I have one last bonus fact about watermelons for you, but it’s not very surprising. Still, it’s fun to know—watermelons are comprised of more than 91% water! No wonder it makes such a refreshing treat! Enjoy some watermelon for yourself today and, as always, thanks for reading!
Watermelons are amazing!

- John

Do the Storm Hustle

Hey, Returning Students!

Moving up in grades means an increase in schoolwork and responsibilities—and that almost always means a bigger backpack! Good thing we’re on the ball here at Everything Summer Camp. We always take the back-to-school season into consideration since it’s so close to the end of the camp season. Take a look at our latest backpack, an Under Armour creation dubbed the Storm Hustle II Backpack.

The folks at Under Armour outdid themselves with this backpack! Sequel to their original Storm Hustle, they’ve made a few important upgrades to this beast of a backpack! The superfluous space inside is lined with soft fabric that makes this bag perfect for all-purpose carrying—secure for laptops, photography equipment, and other valuables.

Its interior is protective, but the exterior is an impenetrable fortress. Under Armour’s exclusive Storm technology is thTake this classy pack back to school!eir signature performance fabric which is extremely water and snow-resistant leaving the Storm Hustle II safe and dry in all weather conditions.

Gifted with a strong bottom, its tough panel works as a shock absorber to eliminate damage to contents from being thrown down after a long woodsy trek or an exhausting school day! This pack also provides you with Under Armour’s Adjustable HeatGear® shoulder straps to give added carrying comfort and lessen the strain of all those heavy books.

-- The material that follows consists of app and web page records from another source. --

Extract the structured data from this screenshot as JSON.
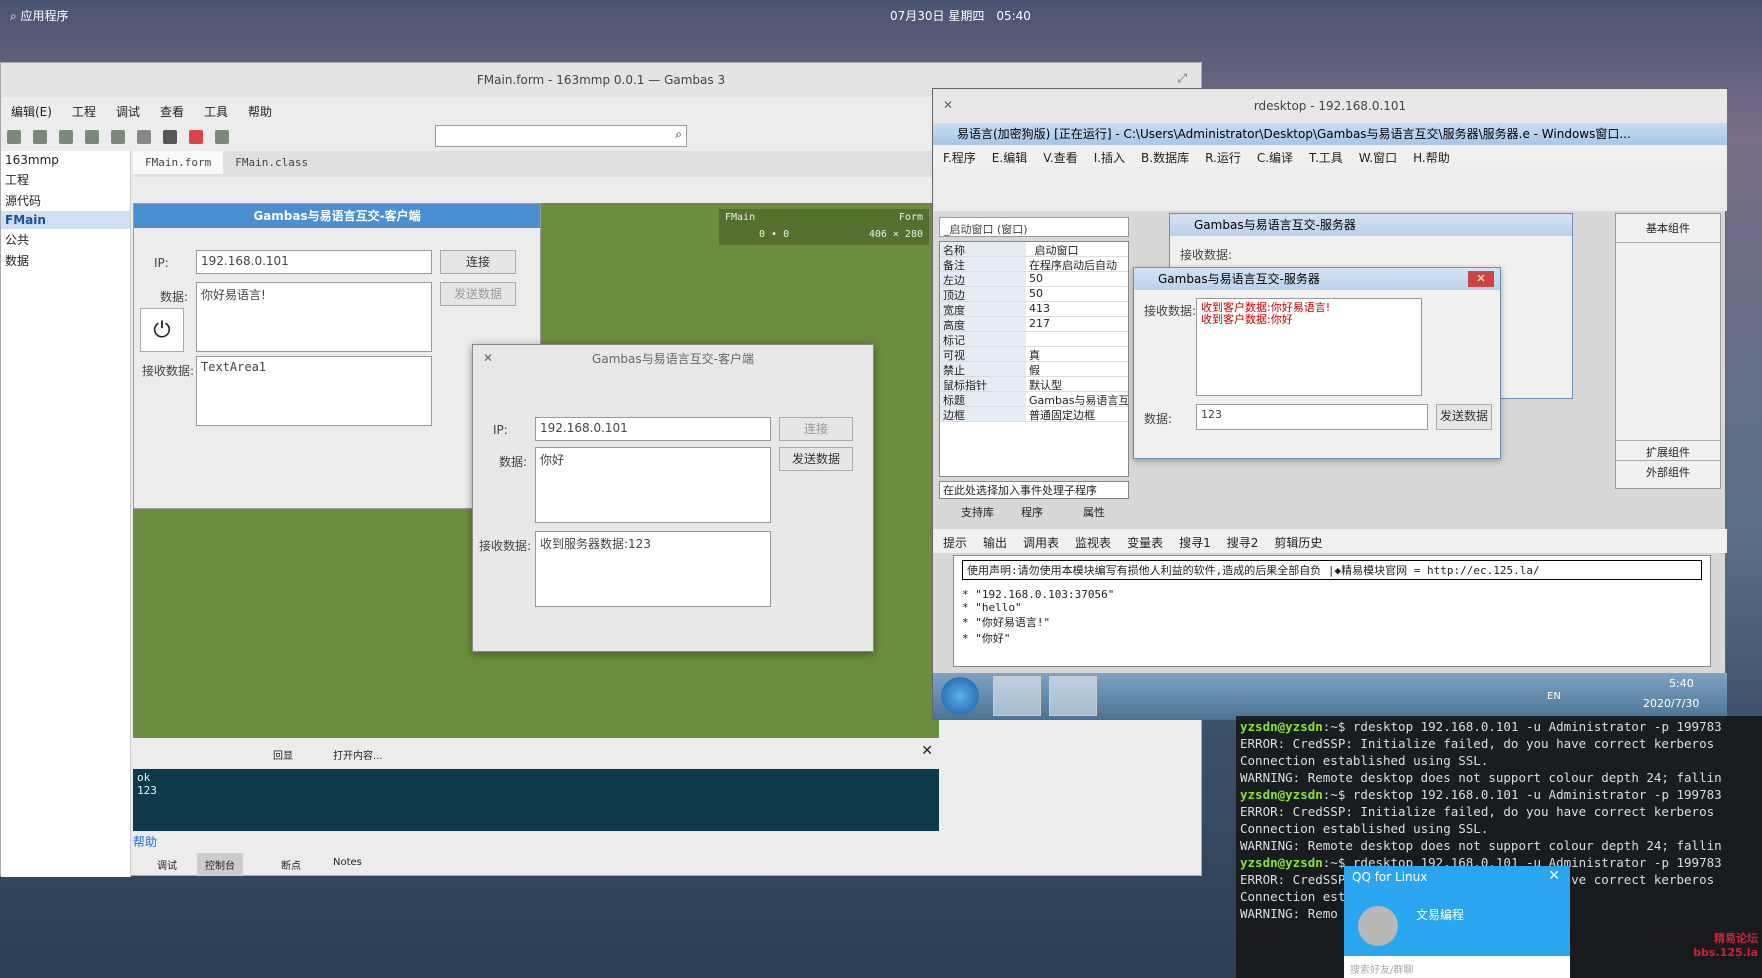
{
  "panel": {
    "apps_label": "应用程序",
    "datetime": "07月30日 星期四　05:40"
  },
  "gambas": {
    "title": "FMain.form - 163mmp 0.0.1 — Gambas 3",
    "menu": [
      "编辑(E)",
      "工程",
      "调试",
      "查看",
      "工具",
      "帮助"
    ],
    "tree": [
      "163mmp",
      "工程",
      "源代码",
      "FMain",
      "公共",
      "数据"
    ],
    "tabs": [
      "FMain.form",
      "FMain.class"
    ],
    "form_title": "Gambas与易语言互交-客户端",
    "ip_label": "IP:",
    "ip_value": "192.168.0.101",
    "connect": "连接",
    "data_label": "数据:",
    "data_value": "你好易语言!",
    "send": "发送数据",
    "recv_label": "接收数据:",
    "recv_value": "TextArea1",
    "fmain_info": {
      "name": "FMain",
      "kind": "Form",
      "pos": "0 • 0",
      "size": "406 × 280"
    },
    "console_lines": [
      "ok",
      "123"
    ],
    "help": "帮助",
    "bottom_tabs": [
      "调试",
      "控制台",
      "断点",
      "Notes"
    ],
    "console_toolbar": [
      "回显",
      "打开内容..."
    ]
  },
  "client": {
    "title": "Gambas与易语言互交-客户端",
    "ip_label": "IP:",
    "ip_value": "192.168.0.101",
    "connect": "连接",
    "data_label": "数据:",
    "data_value": "你好",
    "send": "发送数据",
    "recv_label": "接收数据:",
    "recv_value": "收到服务器数据:123"
  },
  "rdp": {
    "title": "rdesktop - 192.168.0.101",
    "ide_title": "易语言(加密狗版) [正在运行] - C:\\Users\\Administrator\\Desktop\\Gambas与易语言互交\\服务器\\服务器.e - Windows窗口...",
    "menu": [
      "F.程序",
      "E.编辑",
      "V.查看",
      "I.插入",
      "B.数据库",
      "R.运行",
      "C.编译",
      "T.工具",
      "W.窗口",
      "H.帮助"
    ],
    "combo": "_启动窗口 (窗口)",
    "props": [
      [
        "名称",
        "_启动窗口"
      ],
      [
        "备注",
        "在程序启动后自动"
      ],
      [
        "左边",
        "50"
      ],
      [
        "顶边",
        "50"
      ],
      [
        "宽度",
        "413"
      ],
      [
        "高度",
        "217"
      ],
      [
        "标记",
        ""
      ],
      [
        "可视",
        "真"
      ],
      [
        "禁止",
        "假"
      ],
      [
        "鼠标指针",
        "默认型"
      ],
      [
        "标题",
        "Gambas与易语言互"
      ],
      [
        "边框",
        "普通固定边框"
      ]
    ],
    "event_hint": "在此处选择加入事件处理子程序",
    "left_tabs": [
      "支持库",
      "程序",
      "属性"
    ],
    "server_back_title": "Gambas与易语言互交-服务器",
    "server_back_label": "接收数据:",
    "server_title": "Gambas与易语言互交-服务器",
    "server_recv_label": "接收数据:",
    "server_recv_lines": [
      "收到客户数据:你好易语言!",
      "收到客户数据:你好"
    ],
    "server_data_label": "数据:",
    "server_data_value": "123",
    "server_send": "发送数据",
    "components": [
      "基本组件",
      "扩展组件",
      "外部组件"
    ],
    "out_tabs": [
      "提示",
      "输出",
      "调用表",
      "监视表",
      "变量表",
      "搜寻1",
      "搜寻2",
      "剪辑历史"
    ],
    "out_notice": "使用声明:请勿使用本模块编写有损他人利益的软件,造成的后果全部自负 |◆精易模块官网 = http://ec.125.la/",
    "out_lines": [
      "* \"192.168.0.103:37056\"",
      "* \"hello\"",
      "* \"你好易语言!\"",
      "* \"你好\""
    ],
    "tray": {
      "lang": "EN",
      "time": "5:40",
      "date": "2020/7/30"
    }
  },
  "terminal": {
    "lines": [
      {
        "p": "yzsdn@yzsdn",
        "t": ":~$ rdesktop 192.168.0.101 -u Administrator -p 199783"
      },
      {
        "p": "",
        "t": "ERROR: CredSSP: Initialize failed, do you have correct kerberos"
      },
      {
        "p": "",
        "t": "Connection established using SSL."
      },
      {
        "p": "",
        "t": "WARNING: Remote desktop does not support colour depth 24; fallin"
      },
      {
        "p": "yzsdn@yzsdn",
        "t": ":~$ rdesktop 192.168.0.101 -u Administrator -p 199783"
      },
      {
        "p": "",
        "t": "ERROR: CredSSP: Initialize failed, do you have correct kerberos"
      },
      {
        "p": "",
        "t": "Connection established using SSL."
      },
      {
        "p": "",
        "t": "WARNING: Remote desktop does not support colour depth 24; fallin"
      },
      {
        "p": "yzsdn@yzsdn",
        "t": ":~$ rdesktop 192.168.0.101 -u Administrator -p 199783"
      },
      {
        "p": "",
        "t": "ERROR: CredSSP: Initialize failed, do you have correct kerberos"
      },
      {
        "p": "",
        "t": "Connection est"
      },
      {
        "p": "",
        "t": "WARNING: Remo"
      }
    ]
  },
  "qq": {
    "title": "QQ for Linux",
    "contact": "文易编程",
    "search": "搜索好友/群聊"
  },
  "watermark": "精易论坛 bbs.125.la"
}
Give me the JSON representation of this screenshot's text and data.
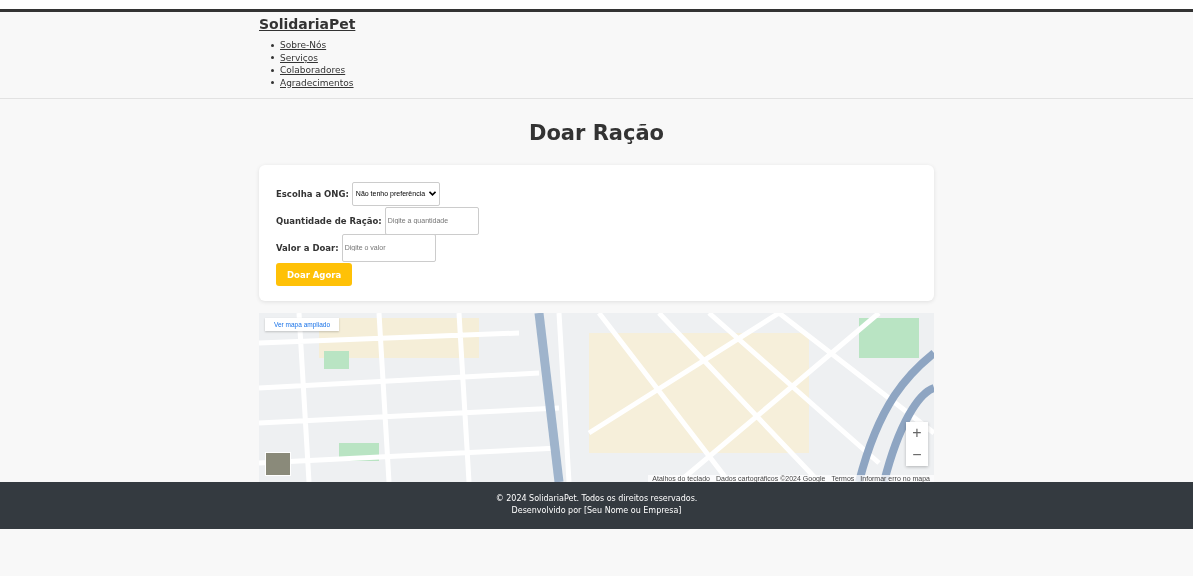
{
  "header": {
    "logo": "SolidariaPet",
    "nav": [
      "Sobre-Nós",
      "Serviços",
      "Colaboradores",
      "Agradecimentos"
    ]
  },
  "page_title": "Doar Ração",
  "form": {
    "fields": [
      {
        "kind": "select",
        "label": "Escolha a ONG:",
        "value": "Não tenho preferência"
      },
      {
        "kind": "input",
        "label": "Quantidade de Ração:",
        "placeholder": "Digite a quantidade"
      },
      {
        "kind": "input",
        "label": "Valor a Doar:",
        "placeholder": "Digite o valor"
      }
    ],
    "submit": "Doar Agora"
  },
  "map": {
    "enlarge_link": "Ver mapa ampliado",
    "zoom_in": "+",
    "zoom_out": "−",
    "attribution": [
      "Atalhos do teclado",
      "Dados cartográficos ©2024 Google",
      "Termos",
      "Informar erro no mapa"
    ]
  },
  "footer": {
    "lines": [
      "© 2024 SolidariaPet. Todos os direitos reservados.",
      "Desenvolvido por [Seu Nome ou Empresa]"
    ]
  }
}
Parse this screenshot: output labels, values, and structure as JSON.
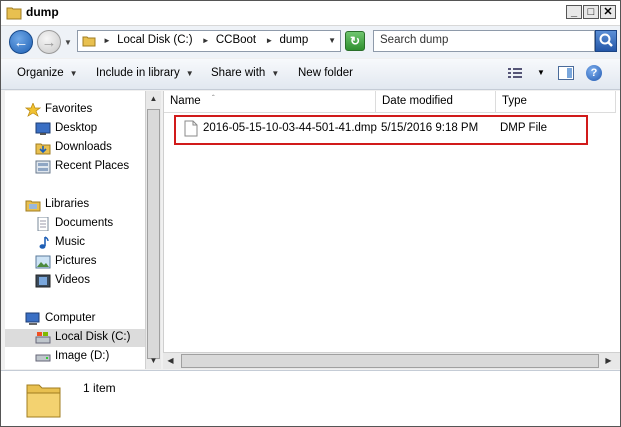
{
  "window": {
    "title": "dump",
    "minimize": "_",
    "maximize": "□",
    "close": "✕"
  },
  "address": {
    "crumbs": [
      "Local Disk (C:)",
      "CCBoot",
      "dump"
    ],
    "search_placeholder": "Search dump"
  },
  "toolbar": {
    "organize": "Organize",
    "include_in_library": "Include in library",
    "share_with": "Share with",
    "new_folder": "New folder"
  },
  "nav": {
    "favorites": "Favorites",
    "desktop": "Desktop",
    "downloads": "Downloads",
    "recent_places": "Recent Places",
    "libraries": "Libraries",
    "documents": "Documents",
    "music": "Music",
    "pictures": "Pictures",
    "videos": "Videos",
    "computer": "Computer",
    "local_disk": "Local Disk (C:)",
    "image": "Image (D:)"
  },
  "columns": {
    "name": "Name",
    "date_modified": "Date modified",
    "type": "Type"
  },
  "files": [
    {
      "name": "2016-05-15-10-03-44-501-41.dmp",
      "date_modified": "5/15/2016 9:18 PM",
      "type": "DMP File"
    }
  ],
  "status": {
    "item_count": "1 item"
  },
  "colors": {
    "highlight_border": "#d11a1a",
    "nav_selected": "#dcdcdc"
  }
}
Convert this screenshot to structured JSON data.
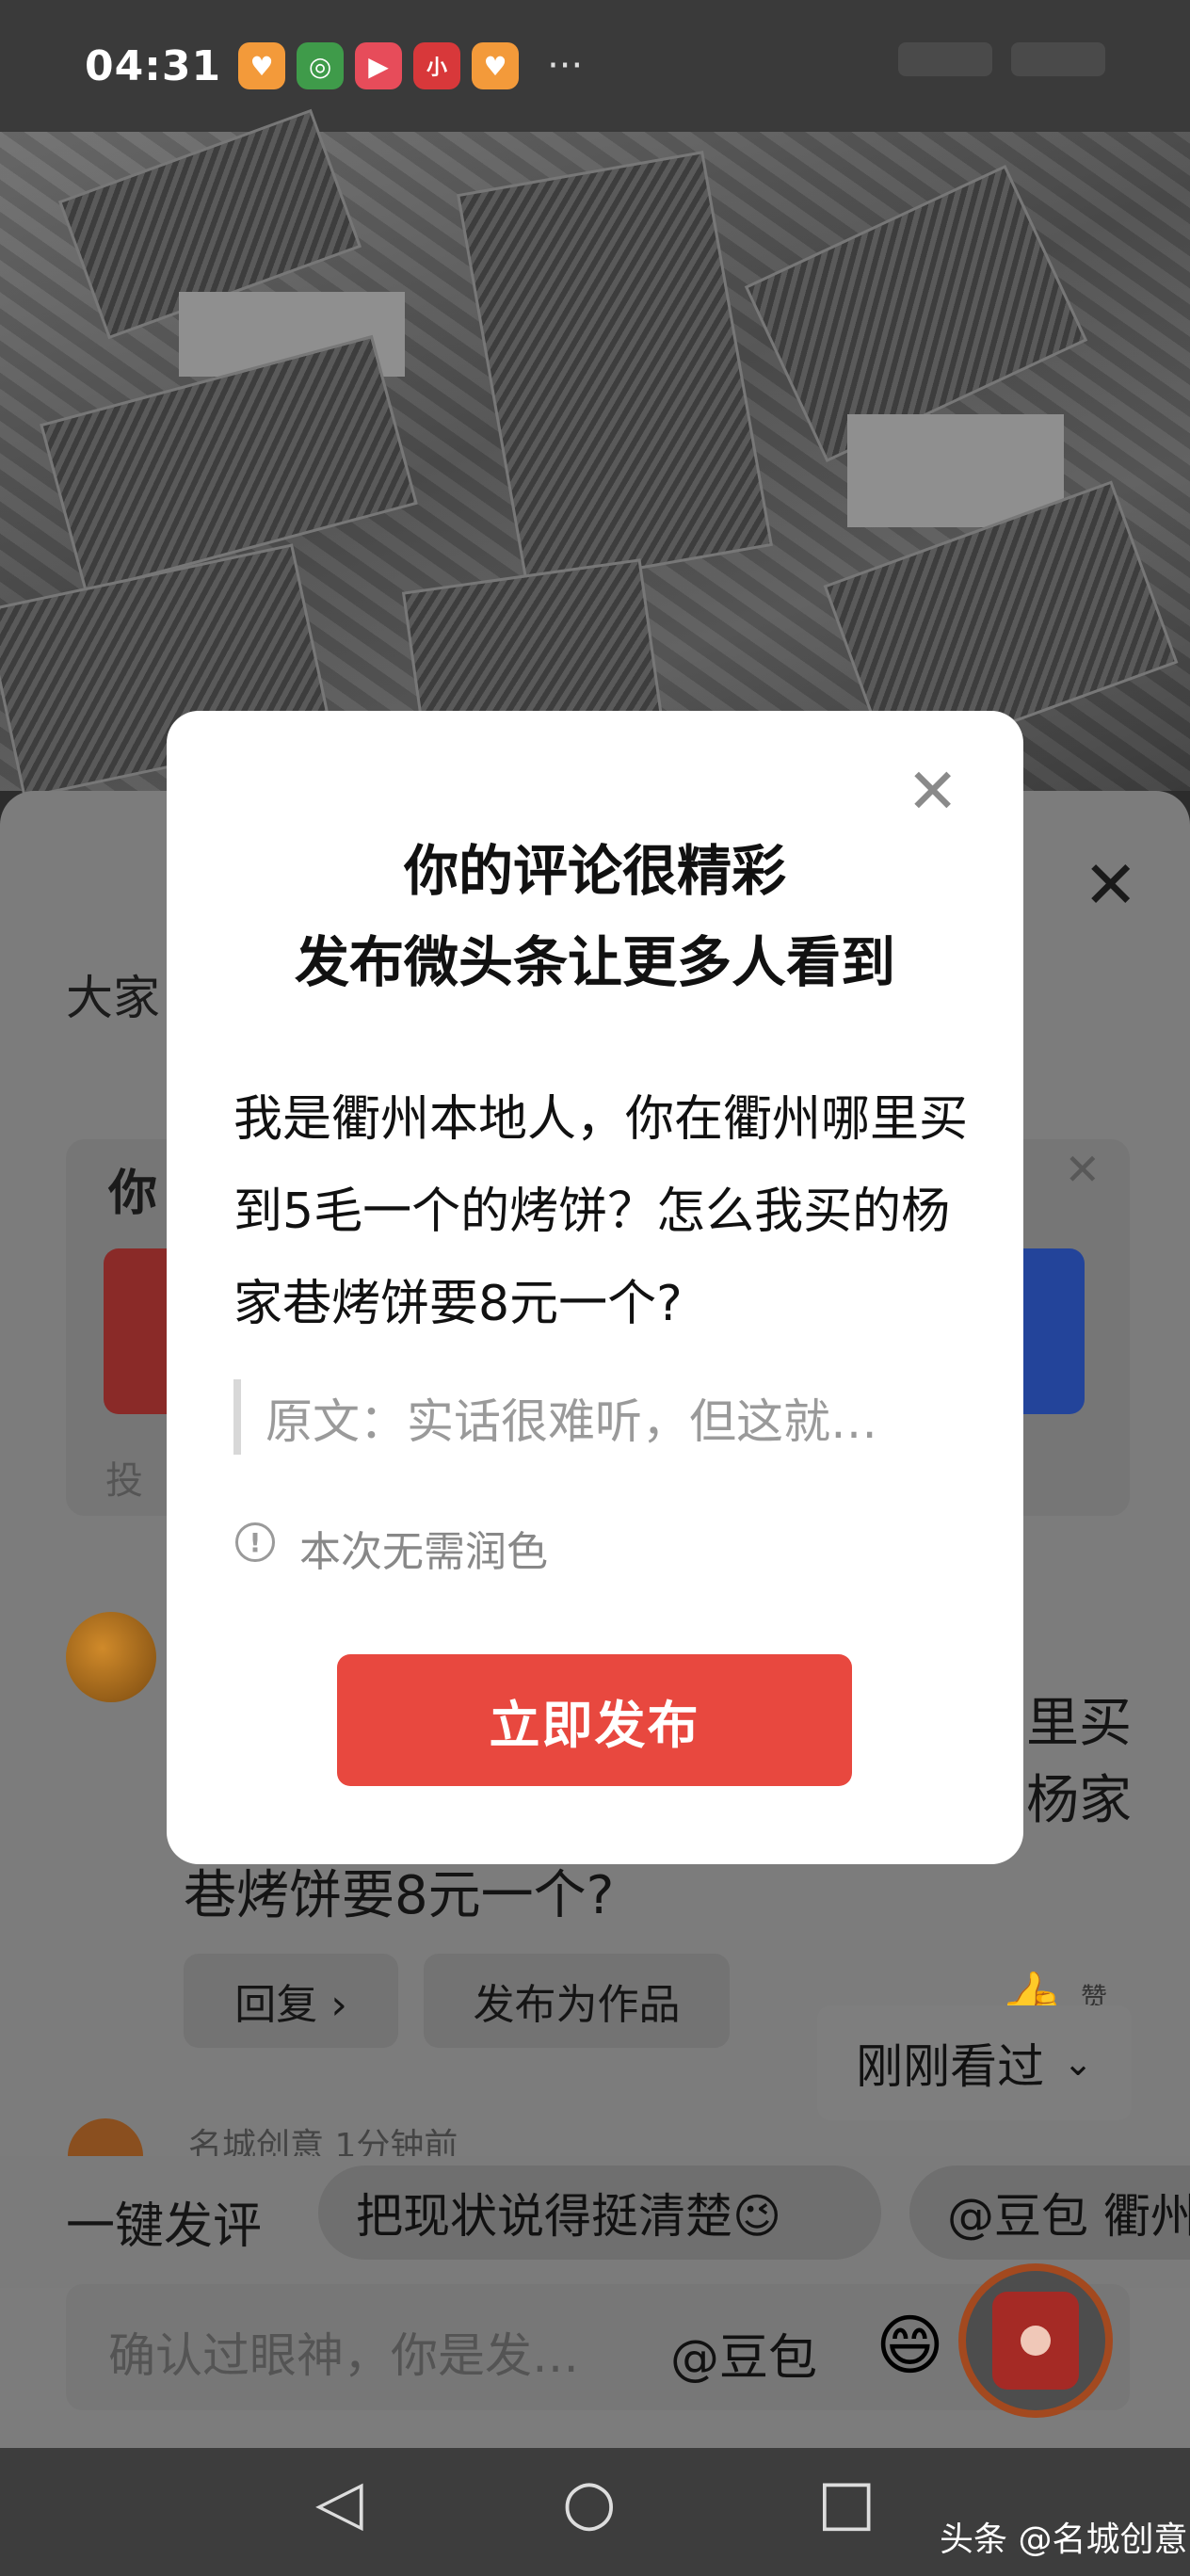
{
  "status_bar": {
    "time": "04:31",
    "more": "···",
    "app_icons": [
      {
        "name": "app-heart-icon",
        "color": "#f39a3a",
        "glyph": "♥"
      },
      {
        "name": "app-leaf-icon",
        "color": "#3f9b4a",
        "glyph": "◎"
      },
      {
        "name": "app-play-icon",
        "color": "#e74c5a",
        "glyph": "▶"
      },
      {
        "name": "app-xiaohongshu-icon",
        "color": "#d8383a",
        "glyph": "小"
      },
      {
        "name": "app-heart2-icon",
        "color": "#f39a3a",
        "glyph": "♥"
      }
    ]
  },
  "sheet": {
    "heading": "大家",
    "vote_question": "你",
    "vote_meta": "投",
    "comment_right_1": "里买",
    "comment_right_2": "杨家",
    "comment_line_3": "巷烤饼要8元一个?",
    "reply_label": "回复 ›",
    "publish_as_work_label": "发布为作品",
    "like_label": "赞",
    "just_seen_label": "刚刚看过",
    "author_line": "名城创意  1分钟前"
  },
  "quick_comments": {
    "label": "一键发评",
    "chips": [
      "把现状说得挺清楚😉",
      "@豆包 衢州"
    ]
  },
  "input": {
    "placeholder": "确认过眼神，你是发…",
    "mention": "@豆包",
    "emoji": "😄"
  },
  "watermark": "头条 @名城创意",
  "modal": {
    "title_line1": "你的评论很精彩",
    "title_line2": "发布微头条让更多人看到",
    "body": "我是衢州本地人，你在衢州哪里买到5毛一个的烤饼？怎么我买的杨家巷烤饼要8元一个?",
    "quote": "原文：实话很难听，但这就…",
    "info": "本次无需润色",
    "publish_button": "立即发布",
    "accent_color": "#e8483f"
  }
}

Complete with a gusseted front laundry pocket, another front pocket that’s water-repellent, and two mesh side pockets for water bottles, put this pack on your back for the summer season and keep it there when you head back to school!

Built tough, this Storm Bag will stand up to all weather conditions and hold its ground so it’s sure to span the grades alongside you as you move up, maybe all the way to college! It’s durable and can take the weight of those hefty textbooks. Enjoy your return to the school year and as always, thanks for reading!

- John